In case there was any slim hope that he might hang on, the emerging details of just how extensive his shenanigans were ought to polish that off. Wait ’til the tabs track down “Kristen” and ask her to confirm or deny Heidi Fleiss’s theory of how he got busted.
Gov. Eliot Spitzer has been soliciting high-priced hookers for at least six years and possibly for more than a decade, sources tell The Post.
The revelation yesterday that the crusading governor was in fact “Client 9” named in a federal prostitution indictment did not shock insiders in the city’s sex industry.
Sources tell The Post that Spitzer had frequented high-priced hookers as far back as 2002 and possibly earlier.
Spitzer, who as attorney general lead investigations into prostitution, was among an elite group of powerbrokers and high-powered attorneys that regularly paid for dates at top escort agencies, sources said.
The same article says he and “Kristen” had rendezvoused before, although Newsday claims he’d “visited” with other women at the Emperors Club seven or eight times, all over the country, dating back “several years.” Four digit fees in each and every case.
Exit question: Nobody knew? Surely some of his aides would have had an inkling and whispered something to the party leaders in NYS vetting the guy for his gubernatorial run. Although … if they knew, people on Wall Street would have heard and would have used it to destroy him after his office started cracking down. It’s either a miracle of discretion that word never leaked or the Post’s story is crap. Which is it? And if it’s the latter, how come Newsday independently is also reporting assignations dating back to before he was governor?
Update: What does this do to the left’s theory of a politically motivated prosecution? Only now are the Bushies digging up the dirt to bring down a guy whose approval rating was in the toilet anyway? Or did they supposedly have it in hand all this time and were just waiting for the right time, and this is the right time for whatever reason? Whatever.
For the record, Paterson says there are no transition plans ongoing.
Update: Another depth charge on the nutroots theory of a targeted prosecution: Not only was it Spitz’s bank who alerted the feds of his suspicious transfers, the investigation was underaken because they thought someone might have been blackmailing him.

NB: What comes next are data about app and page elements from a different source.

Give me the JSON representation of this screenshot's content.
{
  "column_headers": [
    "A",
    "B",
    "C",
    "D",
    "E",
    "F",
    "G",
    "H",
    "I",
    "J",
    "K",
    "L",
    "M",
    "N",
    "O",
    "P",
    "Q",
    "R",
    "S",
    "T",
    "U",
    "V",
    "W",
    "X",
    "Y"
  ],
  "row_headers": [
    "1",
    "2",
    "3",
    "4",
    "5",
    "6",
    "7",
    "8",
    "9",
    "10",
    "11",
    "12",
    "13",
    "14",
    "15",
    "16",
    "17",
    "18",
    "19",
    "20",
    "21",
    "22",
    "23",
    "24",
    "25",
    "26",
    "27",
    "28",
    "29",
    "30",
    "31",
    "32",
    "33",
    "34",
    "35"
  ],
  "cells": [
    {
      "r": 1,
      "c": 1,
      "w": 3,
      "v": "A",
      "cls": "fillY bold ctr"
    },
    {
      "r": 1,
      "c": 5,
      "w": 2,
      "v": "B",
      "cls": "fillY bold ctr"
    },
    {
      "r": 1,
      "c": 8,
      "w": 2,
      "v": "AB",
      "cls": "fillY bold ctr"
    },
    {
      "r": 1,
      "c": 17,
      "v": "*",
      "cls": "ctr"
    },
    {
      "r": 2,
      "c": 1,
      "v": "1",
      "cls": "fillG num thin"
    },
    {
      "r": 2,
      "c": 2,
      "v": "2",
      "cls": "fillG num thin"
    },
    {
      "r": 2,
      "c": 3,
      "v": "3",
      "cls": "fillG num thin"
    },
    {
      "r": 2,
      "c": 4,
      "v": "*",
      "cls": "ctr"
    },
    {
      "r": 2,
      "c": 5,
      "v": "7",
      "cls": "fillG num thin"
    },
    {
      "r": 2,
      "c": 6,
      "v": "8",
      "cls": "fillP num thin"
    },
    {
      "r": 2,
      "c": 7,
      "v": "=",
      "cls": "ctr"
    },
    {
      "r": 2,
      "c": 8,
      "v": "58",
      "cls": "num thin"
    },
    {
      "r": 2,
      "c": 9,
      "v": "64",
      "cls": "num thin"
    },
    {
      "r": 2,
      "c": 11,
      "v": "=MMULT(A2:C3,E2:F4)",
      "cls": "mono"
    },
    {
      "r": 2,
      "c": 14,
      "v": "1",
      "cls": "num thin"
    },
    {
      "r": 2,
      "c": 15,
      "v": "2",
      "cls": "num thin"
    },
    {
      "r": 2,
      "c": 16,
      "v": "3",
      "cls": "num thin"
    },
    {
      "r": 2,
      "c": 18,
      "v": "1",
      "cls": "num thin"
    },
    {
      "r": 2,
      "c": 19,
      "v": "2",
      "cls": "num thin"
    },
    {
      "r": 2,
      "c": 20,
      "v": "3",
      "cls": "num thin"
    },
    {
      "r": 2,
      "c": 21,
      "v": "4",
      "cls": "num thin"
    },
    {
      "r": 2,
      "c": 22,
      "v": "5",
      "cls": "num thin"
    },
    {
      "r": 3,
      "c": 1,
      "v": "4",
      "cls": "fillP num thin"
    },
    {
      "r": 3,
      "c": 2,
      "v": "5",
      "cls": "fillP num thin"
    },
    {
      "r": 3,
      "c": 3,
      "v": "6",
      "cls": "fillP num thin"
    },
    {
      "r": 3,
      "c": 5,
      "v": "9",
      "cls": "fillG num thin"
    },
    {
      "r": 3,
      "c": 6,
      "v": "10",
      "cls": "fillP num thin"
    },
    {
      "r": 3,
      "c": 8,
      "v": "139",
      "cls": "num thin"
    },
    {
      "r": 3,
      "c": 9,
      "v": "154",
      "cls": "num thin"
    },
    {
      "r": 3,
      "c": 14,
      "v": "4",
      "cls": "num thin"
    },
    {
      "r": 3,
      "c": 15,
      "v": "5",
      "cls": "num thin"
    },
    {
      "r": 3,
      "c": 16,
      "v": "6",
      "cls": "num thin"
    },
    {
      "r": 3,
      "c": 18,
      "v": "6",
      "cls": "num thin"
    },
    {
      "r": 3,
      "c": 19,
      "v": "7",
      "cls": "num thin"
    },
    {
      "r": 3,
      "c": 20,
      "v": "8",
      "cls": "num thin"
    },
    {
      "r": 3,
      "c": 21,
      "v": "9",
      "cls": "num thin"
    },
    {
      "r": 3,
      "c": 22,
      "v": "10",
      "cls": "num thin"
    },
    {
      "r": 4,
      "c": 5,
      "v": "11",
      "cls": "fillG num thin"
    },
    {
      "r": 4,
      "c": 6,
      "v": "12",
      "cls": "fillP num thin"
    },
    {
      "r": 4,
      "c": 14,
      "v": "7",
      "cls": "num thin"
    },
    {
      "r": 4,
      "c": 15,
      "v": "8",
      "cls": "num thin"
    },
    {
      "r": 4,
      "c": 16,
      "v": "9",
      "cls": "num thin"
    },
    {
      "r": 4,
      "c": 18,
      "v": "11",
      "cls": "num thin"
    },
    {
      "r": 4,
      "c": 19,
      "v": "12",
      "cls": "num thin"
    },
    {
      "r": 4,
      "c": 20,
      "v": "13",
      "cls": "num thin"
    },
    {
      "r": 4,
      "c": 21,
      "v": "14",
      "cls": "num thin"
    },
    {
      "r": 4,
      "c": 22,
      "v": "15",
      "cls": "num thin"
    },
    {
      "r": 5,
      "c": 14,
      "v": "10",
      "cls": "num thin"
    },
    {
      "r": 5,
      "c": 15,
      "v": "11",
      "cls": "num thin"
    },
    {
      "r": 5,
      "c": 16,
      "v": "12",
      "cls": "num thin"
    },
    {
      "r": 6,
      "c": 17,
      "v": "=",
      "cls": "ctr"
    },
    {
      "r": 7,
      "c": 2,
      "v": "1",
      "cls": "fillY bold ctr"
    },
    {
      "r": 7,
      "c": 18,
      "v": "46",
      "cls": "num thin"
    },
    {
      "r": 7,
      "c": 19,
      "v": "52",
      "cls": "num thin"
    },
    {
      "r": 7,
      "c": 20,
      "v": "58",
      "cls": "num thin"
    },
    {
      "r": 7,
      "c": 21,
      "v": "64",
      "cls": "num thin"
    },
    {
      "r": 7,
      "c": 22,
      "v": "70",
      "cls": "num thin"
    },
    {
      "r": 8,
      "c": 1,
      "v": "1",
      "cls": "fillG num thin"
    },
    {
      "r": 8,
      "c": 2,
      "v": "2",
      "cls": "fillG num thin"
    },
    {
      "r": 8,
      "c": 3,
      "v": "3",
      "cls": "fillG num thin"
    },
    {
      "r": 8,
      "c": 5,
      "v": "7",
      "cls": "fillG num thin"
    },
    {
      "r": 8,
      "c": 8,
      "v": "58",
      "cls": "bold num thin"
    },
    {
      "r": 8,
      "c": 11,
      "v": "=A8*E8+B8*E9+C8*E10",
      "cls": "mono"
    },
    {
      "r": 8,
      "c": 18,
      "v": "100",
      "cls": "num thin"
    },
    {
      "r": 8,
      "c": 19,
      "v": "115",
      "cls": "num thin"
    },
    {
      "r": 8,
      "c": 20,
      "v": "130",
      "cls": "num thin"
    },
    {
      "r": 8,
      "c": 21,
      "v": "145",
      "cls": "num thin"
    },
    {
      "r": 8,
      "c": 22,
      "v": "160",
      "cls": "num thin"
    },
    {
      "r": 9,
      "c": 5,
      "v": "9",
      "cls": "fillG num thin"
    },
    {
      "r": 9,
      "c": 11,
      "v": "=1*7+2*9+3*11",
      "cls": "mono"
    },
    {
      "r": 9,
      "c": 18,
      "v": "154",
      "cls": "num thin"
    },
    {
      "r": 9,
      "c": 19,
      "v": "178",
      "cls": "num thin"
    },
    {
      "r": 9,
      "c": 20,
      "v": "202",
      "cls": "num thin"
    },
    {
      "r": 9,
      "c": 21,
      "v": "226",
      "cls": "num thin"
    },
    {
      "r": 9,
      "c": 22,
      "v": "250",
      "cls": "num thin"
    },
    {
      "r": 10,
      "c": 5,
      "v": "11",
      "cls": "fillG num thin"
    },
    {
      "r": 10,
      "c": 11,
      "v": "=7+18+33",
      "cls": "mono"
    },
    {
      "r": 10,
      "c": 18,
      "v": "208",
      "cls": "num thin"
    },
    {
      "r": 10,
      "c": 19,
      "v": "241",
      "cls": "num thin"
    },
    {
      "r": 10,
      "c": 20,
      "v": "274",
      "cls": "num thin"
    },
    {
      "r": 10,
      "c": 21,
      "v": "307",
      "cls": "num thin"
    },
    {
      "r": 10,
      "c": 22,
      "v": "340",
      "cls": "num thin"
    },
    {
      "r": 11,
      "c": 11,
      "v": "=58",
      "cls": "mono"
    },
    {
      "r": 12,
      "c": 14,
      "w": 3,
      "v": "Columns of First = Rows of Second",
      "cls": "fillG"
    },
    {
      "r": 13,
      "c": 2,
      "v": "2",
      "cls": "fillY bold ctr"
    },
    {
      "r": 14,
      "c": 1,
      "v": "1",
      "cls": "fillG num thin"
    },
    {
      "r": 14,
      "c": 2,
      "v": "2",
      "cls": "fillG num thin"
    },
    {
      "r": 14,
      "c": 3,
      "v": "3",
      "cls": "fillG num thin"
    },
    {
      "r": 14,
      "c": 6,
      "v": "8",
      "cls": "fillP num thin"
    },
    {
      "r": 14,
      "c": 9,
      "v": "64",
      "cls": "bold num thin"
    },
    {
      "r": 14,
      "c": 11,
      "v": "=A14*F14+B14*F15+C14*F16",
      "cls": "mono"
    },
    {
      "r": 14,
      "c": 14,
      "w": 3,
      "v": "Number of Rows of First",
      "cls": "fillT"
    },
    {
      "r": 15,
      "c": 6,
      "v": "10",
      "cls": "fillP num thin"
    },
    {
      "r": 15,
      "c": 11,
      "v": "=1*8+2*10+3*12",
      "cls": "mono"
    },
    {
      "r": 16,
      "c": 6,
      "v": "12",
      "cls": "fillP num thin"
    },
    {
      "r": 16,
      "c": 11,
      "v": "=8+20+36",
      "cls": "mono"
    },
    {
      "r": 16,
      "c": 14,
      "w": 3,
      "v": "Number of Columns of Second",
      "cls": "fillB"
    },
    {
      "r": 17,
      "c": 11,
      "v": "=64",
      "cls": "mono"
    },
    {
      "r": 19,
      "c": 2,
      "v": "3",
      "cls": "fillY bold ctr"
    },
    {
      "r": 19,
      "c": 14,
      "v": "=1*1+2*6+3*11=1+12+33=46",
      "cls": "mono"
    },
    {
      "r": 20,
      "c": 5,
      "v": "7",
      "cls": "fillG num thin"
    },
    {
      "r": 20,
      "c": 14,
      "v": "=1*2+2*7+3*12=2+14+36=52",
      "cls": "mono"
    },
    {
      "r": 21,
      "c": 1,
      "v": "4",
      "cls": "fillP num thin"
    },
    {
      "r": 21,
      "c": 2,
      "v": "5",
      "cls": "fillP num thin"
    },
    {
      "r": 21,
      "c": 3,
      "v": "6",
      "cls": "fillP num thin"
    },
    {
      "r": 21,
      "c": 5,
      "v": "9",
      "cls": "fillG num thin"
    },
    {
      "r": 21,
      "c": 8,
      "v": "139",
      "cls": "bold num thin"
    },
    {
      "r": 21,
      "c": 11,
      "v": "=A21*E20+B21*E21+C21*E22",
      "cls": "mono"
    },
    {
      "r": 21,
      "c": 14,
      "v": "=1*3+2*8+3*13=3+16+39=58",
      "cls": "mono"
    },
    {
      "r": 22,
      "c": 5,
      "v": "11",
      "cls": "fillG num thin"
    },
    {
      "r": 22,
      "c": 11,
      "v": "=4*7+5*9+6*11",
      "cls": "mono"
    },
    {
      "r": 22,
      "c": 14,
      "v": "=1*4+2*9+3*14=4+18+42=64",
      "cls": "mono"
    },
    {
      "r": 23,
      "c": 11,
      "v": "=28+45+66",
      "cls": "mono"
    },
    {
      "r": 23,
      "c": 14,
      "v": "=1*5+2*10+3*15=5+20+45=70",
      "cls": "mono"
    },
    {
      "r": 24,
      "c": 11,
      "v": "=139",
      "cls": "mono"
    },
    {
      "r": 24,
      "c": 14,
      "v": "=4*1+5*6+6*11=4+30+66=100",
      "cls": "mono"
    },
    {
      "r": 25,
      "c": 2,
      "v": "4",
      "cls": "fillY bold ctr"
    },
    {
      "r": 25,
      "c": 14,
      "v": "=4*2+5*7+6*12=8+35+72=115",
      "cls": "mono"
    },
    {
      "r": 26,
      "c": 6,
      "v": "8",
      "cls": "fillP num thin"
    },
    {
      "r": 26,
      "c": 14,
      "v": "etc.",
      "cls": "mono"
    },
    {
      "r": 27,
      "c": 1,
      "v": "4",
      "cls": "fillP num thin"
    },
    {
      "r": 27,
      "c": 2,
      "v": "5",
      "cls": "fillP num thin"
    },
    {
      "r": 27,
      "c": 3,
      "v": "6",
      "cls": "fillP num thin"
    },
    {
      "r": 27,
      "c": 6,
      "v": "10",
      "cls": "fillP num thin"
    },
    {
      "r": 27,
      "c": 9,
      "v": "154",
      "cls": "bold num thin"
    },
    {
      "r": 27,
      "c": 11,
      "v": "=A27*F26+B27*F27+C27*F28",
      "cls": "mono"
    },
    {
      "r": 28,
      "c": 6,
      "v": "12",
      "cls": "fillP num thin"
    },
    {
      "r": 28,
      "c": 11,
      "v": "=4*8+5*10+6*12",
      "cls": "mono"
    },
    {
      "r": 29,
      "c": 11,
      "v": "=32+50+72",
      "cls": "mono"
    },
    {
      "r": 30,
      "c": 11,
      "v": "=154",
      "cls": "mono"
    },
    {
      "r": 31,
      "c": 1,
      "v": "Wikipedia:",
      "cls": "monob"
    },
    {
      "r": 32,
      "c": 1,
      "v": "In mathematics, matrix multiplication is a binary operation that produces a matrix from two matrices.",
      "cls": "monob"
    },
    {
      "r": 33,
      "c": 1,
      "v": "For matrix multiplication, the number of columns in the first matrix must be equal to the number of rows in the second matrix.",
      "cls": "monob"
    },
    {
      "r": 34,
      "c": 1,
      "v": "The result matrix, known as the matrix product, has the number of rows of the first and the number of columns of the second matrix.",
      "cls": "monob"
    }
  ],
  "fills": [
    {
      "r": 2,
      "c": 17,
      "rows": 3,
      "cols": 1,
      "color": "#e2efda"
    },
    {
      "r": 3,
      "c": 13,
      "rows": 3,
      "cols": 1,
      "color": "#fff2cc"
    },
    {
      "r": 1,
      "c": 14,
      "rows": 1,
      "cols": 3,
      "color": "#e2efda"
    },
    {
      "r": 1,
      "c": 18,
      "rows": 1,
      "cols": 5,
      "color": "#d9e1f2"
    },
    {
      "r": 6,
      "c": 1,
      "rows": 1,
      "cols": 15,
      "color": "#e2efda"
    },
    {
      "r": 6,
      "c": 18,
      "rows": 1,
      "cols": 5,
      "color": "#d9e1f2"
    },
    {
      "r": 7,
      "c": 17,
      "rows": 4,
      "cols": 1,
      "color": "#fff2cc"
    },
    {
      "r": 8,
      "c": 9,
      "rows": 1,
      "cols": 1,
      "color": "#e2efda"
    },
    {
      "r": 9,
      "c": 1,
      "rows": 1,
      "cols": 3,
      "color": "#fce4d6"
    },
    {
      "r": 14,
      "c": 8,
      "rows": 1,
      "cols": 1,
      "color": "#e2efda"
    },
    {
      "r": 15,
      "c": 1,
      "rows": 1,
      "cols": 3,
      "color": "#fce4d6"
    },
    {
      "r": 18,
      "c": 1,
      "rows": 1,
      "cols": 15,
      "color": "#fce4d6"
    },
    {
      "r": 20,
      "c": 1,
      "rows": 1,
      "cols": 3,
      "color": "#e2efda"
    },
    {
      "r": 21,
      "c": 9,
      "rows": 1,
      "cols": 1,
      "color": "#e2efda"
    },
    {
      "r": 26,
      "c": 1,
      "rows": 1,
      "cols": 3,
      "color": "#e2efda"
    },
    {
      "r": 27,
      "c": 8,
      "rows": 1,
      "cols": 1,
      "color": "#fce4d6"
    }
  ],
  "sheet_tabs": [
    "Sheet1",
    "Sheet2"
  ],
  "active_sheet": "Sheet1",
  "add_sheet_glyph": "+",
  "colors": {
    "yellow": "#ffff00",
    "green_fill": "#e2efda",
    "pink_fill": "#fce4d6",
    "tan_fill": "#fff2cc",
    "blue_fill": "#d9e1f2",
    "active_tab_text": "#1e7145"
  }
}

No shortage of material if someone had, needless to say.
Spitzer had the money broken down into several smaller amounts of under $10,000 each, apparently to avoid getting around federal regulations requiring the reporting of the transfer of $10,000 or more, the sources said. The regulations are aimed at helping spot possible illegal business activities, such as frauds or drug deals.
Apparently, having second thoughts about even sending the total amount in this manner because it still might reveal what he was doing, Spitzer then asked that the bank to take his name off the wires, the sources said.
Bank officials declined, however, saying that it was improper to do so and in any event, it was too late to do so, because the money already had been sent, the sources said.
The bank then, as is required by law, filed an SAR, or Suspicious Activity Report, with the Internal Revenue Service, reporting the transfer of the money that exceeded $10,000, but had been broken down into smaller amounts, the sources said…
[A]n analyst at the regional IRS office in Hauppauge noted Spitzer’s particular SAR and singled it out for attention to criminal investigators, the sources said.
The assumption, the sources said, was that Spitzer was somehow being victimized either by a blackmailer or an impostor. The agents also speculated that perhaps the governor was involved in some sort of political corruption, the sources reiterated.
The former AG of New York, famous for his prosecutions of corporate crime, didn’t think to avoid an SAR?